you have an entire wall system, your designers have to work closely with the manufacturer in terms of your requirements regarding strength, absorption, height, and more. In addition, if your wall needs reinforcement, you need to choose the correct method for support.

• Gravity retaining walls

These retaining walls will use their inherent weight to hold the earth behind them. They are often made from heavyweight materials like stone, cast-in-place concrete, or concrete blocks. They have edges that interlock, and their heavy mass helps them resist soil pressure.

• Segmental walls

Segmental walls are often utilised for residential and commercial applications, and they can come as curved or straight walls. They can be useful for high, sloping terrain. These walls can come with reinforcement or no reinforcement. Segmental walls are made from modular concrete blocks, and these are usually stacked dry without any mortar. Each unit will interlock with the other to prevent sliding and overturning. Since these walls are made in a plant, they adhere to industry standards and have a uniform weight, durability, and strength.

• Cantilevered retaining walls

Cantilevered retaining walls are ideal for deeper excavations, and they can have heights of up to 5 metres and more. These walls rely on the leverage principle and are usually made in an inverted T-shape from masonry or reinforced concrete, making them perfect for various retaining wall systems. You will not require as much building materials for cantilevered walls as gravity walls. You can also have them made by a precast concrete manufacturer or have them made on site. The stem of the wall is thin, and it comes with a slab for its base, which consists of a “heel” and “toe.”

• Counterfort retaining walls

Counterfort retaining walls are tall, and they are similar to cantilevered retaining walls in that they need support for their back. Counterfort retaining walls utilise concrete (hence the name counterfort), and these are built at an angle to make the

wall more stable. The concrete webs are at even intervals and can decrease the pressure from the earth whilst also increasing the wall’s weight.

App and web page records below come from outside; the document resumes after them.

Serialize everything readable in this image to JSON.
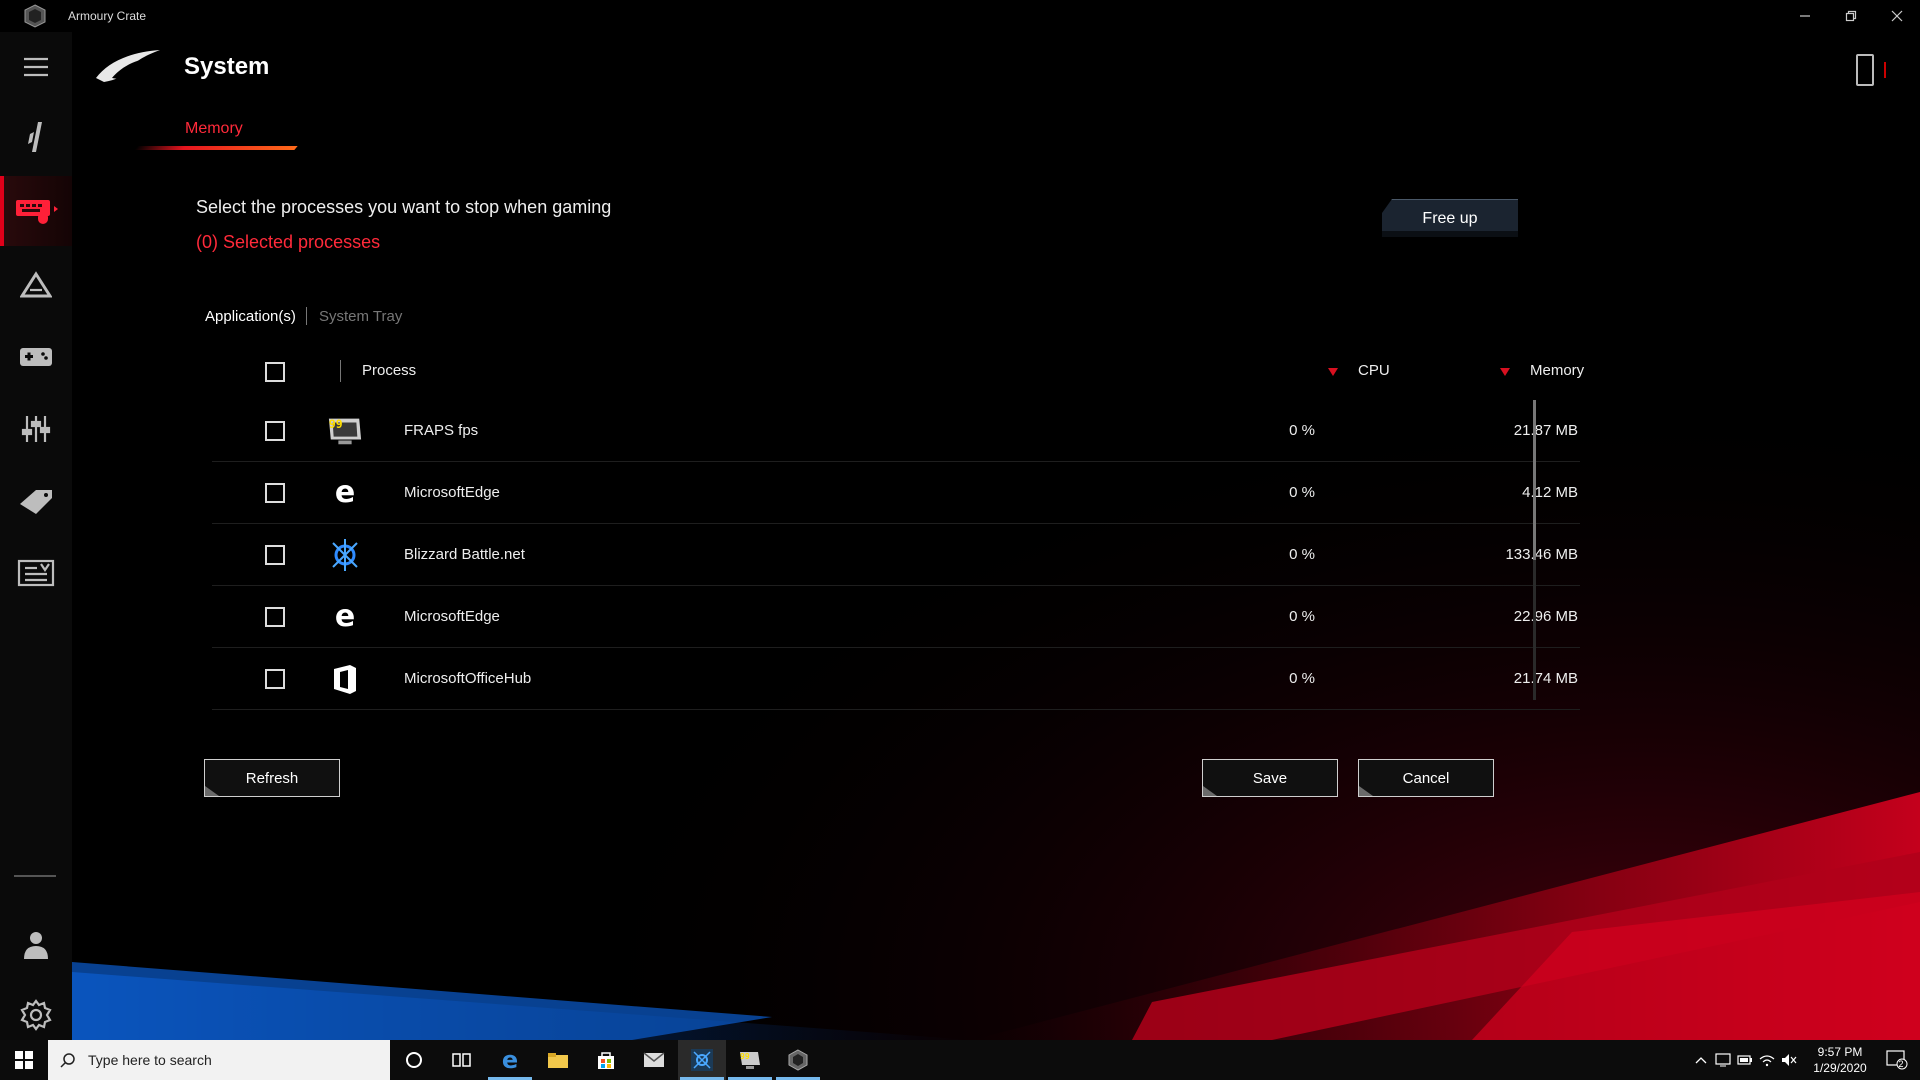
{
  "window": {
    "title": "Armoury Crate",
    "minimize": "—",
    "restore": "❐",
    "close": "✕"
  },
  "rail": {
    "items": [
      {
        "name": "menu",
        "icon": "hamburger-icon"
      },
      {
        "name": "home",
        "icon": "device-bar-icon"
      },
      {
        "name": "system",
        "icon": "keyboard-icon",
        "active": true
      },
      {
        "name": "aura",
        "icon": "triangle-icon"
      },
      {
        "name": "devices",
        "icon": "gamepad-icon"
      },
      {
        "name": "game-visual",
        "icon": "sliders-icon"
      },
      {
        "name": "deals",
        "icon": "tag-icon"
      },
      {
        "name": "news",
        "icon": "newspaper-icon"
      },
      {
        "name": "user",
        "icon": "user-icon"
      },
      {
        "name": "settings",
        "icon": "gear-icon"
      }
    ]
  },
  "header": {
    "title": "System"
  },
  "tabs": {
    "memory": "Memory"
  },
  "memory": {
    "instruction": "Select the processes you want to stop when gaming",
    "selected_count": "(0) Selected processes",
    "free_up": "Free up",
    "subtabs": {
      "apps": "Application(s)",
      "tray": "System Tray"
    },
    "columns": {
      "process": "Process",
      "cpu": "CPU",
      "memory": "Memory"
    },
    "rows": [
      {
        "name": "FRAPS fps",
        "icon": "fraps-icon",
        "cpu": "0 %",
        "memory": "21.87 MB"
      },
      {
        "name": "MicrosoftEdge",
        "icon": "edge-icon",
        "cpu": "0 %",
        "memory": "4.12 MB"
      },
      {
        "name": "Blizzard Battle.net",
        "icon": "battlenet-icon",
        "cpu": "0 %",
        "memory": "133.46 MB"
      },
      {
        "name": "MicrosoftEdge",
        "icon": "edge-icon",
        "cpu": "0 %",
        "memory": "22.96 MB"
      },
      {
        "name": "MicrosoftOfficeHub",
        "icon": "office-icon",
        "cpu": "0 %",
        "memory": "21.74 MB"
      }
    ],
    "buttons": {
      "refresh": "Refresh",
      "save": "Save",
      "cancel": "Cancel"
    }
  },
  "taskbar": {
    "search_placeholder": "Type here to search",
    "time": "9:57 PM",
    "date": "1/29/2020",
    "notification_count": "2"
  },
  "colors": {
    "accent": "#e6141e",
    "accent_text": "#ff2a3a",
    "background": "#000000"
  }
}
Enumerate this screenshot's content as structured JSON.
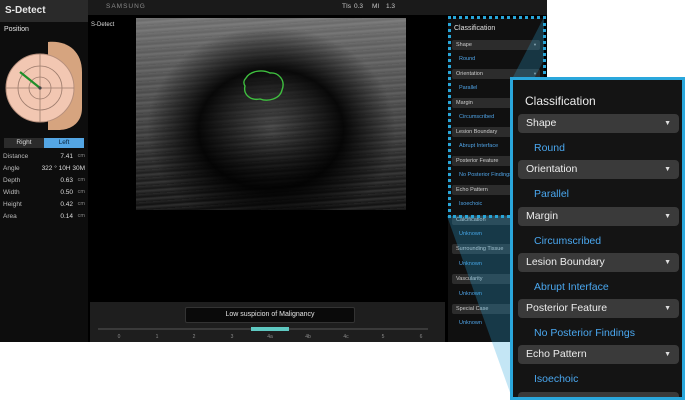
{
  "app": {
    "title": "S-Detect",
    "brand": "SAMSUNG",
    "image_label": "S-Detect"
  },
  "position": {
    "label": "Position",
    "buttons": {
      "right": "Right",
      "left": "Left",
      "selected": "Left"
    }
  },
  "measurements": [
    {
      "label": "Distance",
      "value": "7.41",
      "unit": "cm"
    },
    {
      "label": "Angle",
      "value": "322 ° 10H 30M",
      "unit": ""
    },
    {
      "label": "Depth",
      "value": "0.63",
      "unit": "cm"
    },
    {
      "label": "Width",
      "value": "0.50",
      "unit": "cm"
    },
    {
      "label": "Height",
      "value": "0.42",
      "unit": "cm"
    },
    {
      "label": "Area",
      "value": "0.14",
      "unit": "cm"
    }
  ],
  "indices": {
    "tis_label": "TIs",
    "tis_value": "0.3",
    "mi_label": "MI",
    "mi_value": "1.3"
  },
  "result": {
    "text": "Low suspicion of Malignancy",
    "scale_ticks": [
      "0",
      "1",
      "2",
      "3",
      "4a",
      "4b",
      "4c",
      "5",
      "6"
    ],
    "highlight": "4a"
  },
  "classification_small": {
    "title": "Classification",
    "items": [
      {
        "label": "Shape",
        "value": "Round"
      },
      {
        "label": "Orientation",
        "value": "Parallel"
      },
      {
        "label": "Margin",
        "value": "Circumscribed"
      },
      {
        "label": "Lesion Boundary",
        "value": "Abrupt Interface"
      },
      {
        "label": "Posterior Feature",
        "value": "No Posterior Findings"
      },
      {
        "label": "Echo Pattern",
        "value": "Isoechoic"
      },
      {
        "label": "Calcification",
        "value": "Unknown"
      },
      {
        "label": "Surrounding Tissue",
        "value": "Unknown"
      },
      {
        "label": "Vascularity",
        "value": "Unknown"
      },
      {
        "label": "Special Case",
        "value": "Unknown"
      }
    ]
  },
  "classification_zoom": {
    "title": "Classification",
    "items": [
      {
        "label": "Shape",
        "value": "Round"
      },
      {
        "label": "Orientation",
        "value": "Parallel"
      },
      {
        "label": "Margin",
        "value": "Circumscribed"
      },
      {
        "label": "Lesion Boundary",
        "value": "Abrupt Interface"
      },
      {
        "label": "Posterior Feature",
        "value": "No Posterior Findings"
      },
      {
        "label": "Echo Pattern",
        "value": "Isoechoic"
      }
    ]
  },
  "colors": {
    "accent_blue": "#2aa7dc",
    "value_text": "#4aa7ef",
    "lesion_outline": "#3fbf3f",
    "scale_highlight": "#5fc9c2",
    "selected_button": "#54a6e4"
  }
}
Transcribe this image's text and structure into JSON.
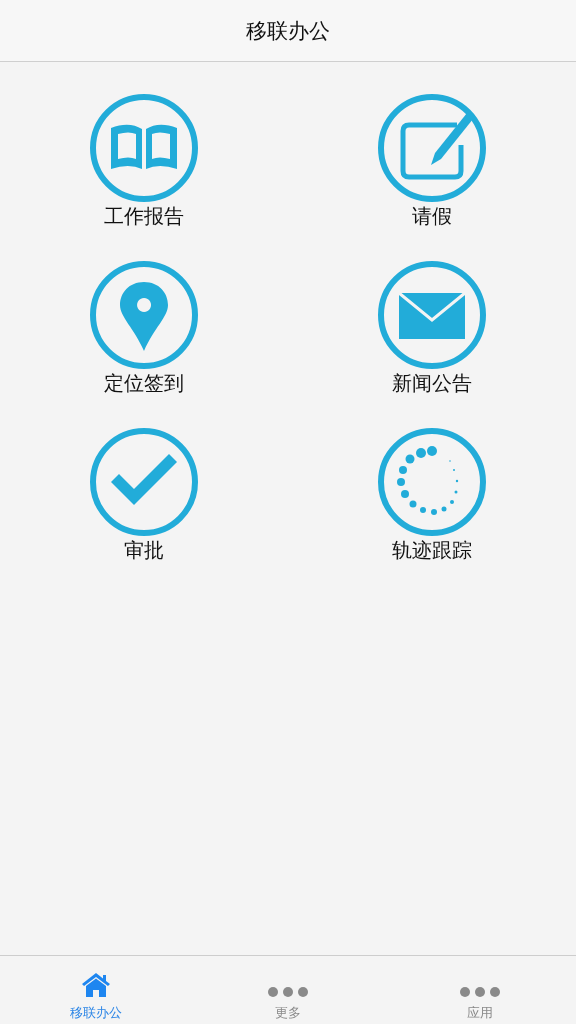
{
  "header": {
    "title": "移联办公"
  },
  "tiles": [
    {
      "label": "工作报告",
      "kind": "book"
    },
    {
      "label": "请假",
      "kind": "edit"
    },
    {
      "label": "定位签到",
      "kind": "pin"
    },
    {
      "label": "新闻公告",
      "kind": "mail"
    },
    {
      "label": "审批",
      "kind": "check"
    },
    {
      "label": "轨迹跟踪",
      "kind": "spinner"
    }
  ],
  "tab_bar": [
    {
      "label": "移联办公",
      "kind": "home",
      "selected": true
    },
    {
      "label": "更多",
      "kind": "dots",
      "selected": false
    },
    {
      "label": "应用",
      "kind": "dots",
      "selected": false
    }
  ]
}
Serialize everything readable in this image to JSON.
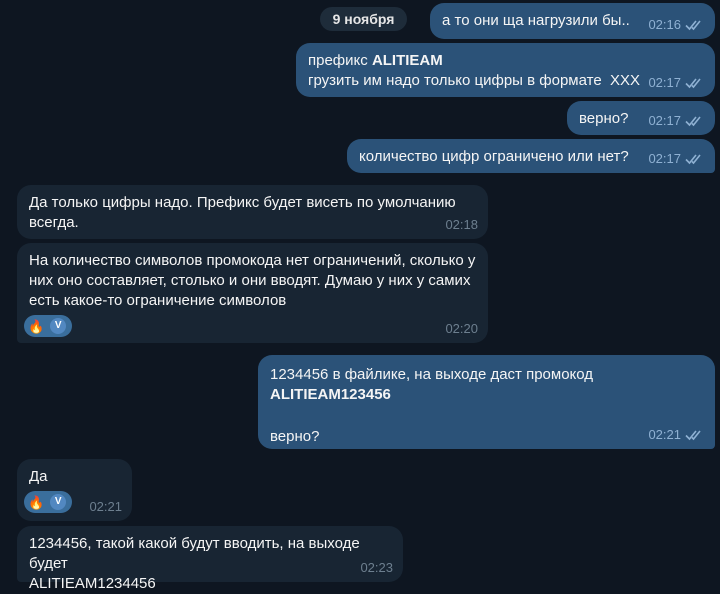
{
  "date_separator": "9 ноября",
  "messages": [
    {
      "text": "а то они ща нагрузили бы..",
      "time": "02:16"
    },
    {
      "line1_prefix": "префикс ",
      "line1_bold": "ALITIEAM",
      "line2": "грузить им надо только цифры в формате  XXX",
      "time": "02:17"
    },
    {
      "text": "верно?",
      "time": "02:17"
    },
    {
      "text": "количество цифр ограничено или нет?",
      "time": "02:17"
    },
    {
      "text": "Да только цифры надо. Префикс будет висеть по умолчанию\nвсегда.",
      "time": "02:18"
    },
    {
      "text": "На количество символов промокода нет ограничений, сколько у\nних оно составляет, столько и они вводят. Думаю у них у самих\nесть какое-то ограничение символов",
      "time": "02:20",
      "reaction_emoji": "🔥",
      "reaction_avatar": "V"
    },
    {
      "text_prefix": "1234456 в файлике, на выходе даст промокод  ",
      "text_bold": "ALITIEAM123456",
      "text2": "верно?",
      "time": "02:21"
    },
    {
      "text": "Да",
      "time": "02:21",
      "reaction_emoji": "🔥",
      "reaction_avatar": "V"
    },
    {
      "text": "1234456, такой какой будут вводить, на выходе будет\nALITIEAM1234456",
      "time": "02:23"
    }
  ],
  "colors": {
    "background": "#0e1621",
    "outgoing_bubble": "#2b5278",
    "incoming_bubble": "#182533",
    "reaction": "#3a6e9c"
  },
  "icons": {
    "read_status": "double-check-icon",
    "reaction": "fire-emoji"
  }
}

• Panel retaining walls

Panel retaining walls are ideal for tighter, limited spaces, and they’re often used for motorway ramps and nearby locations with heavy loads. You can utilise posts that will connect each panel made from reinforced-steel precast concrete.



Image attributed to JPConcrete.co.uk


By admin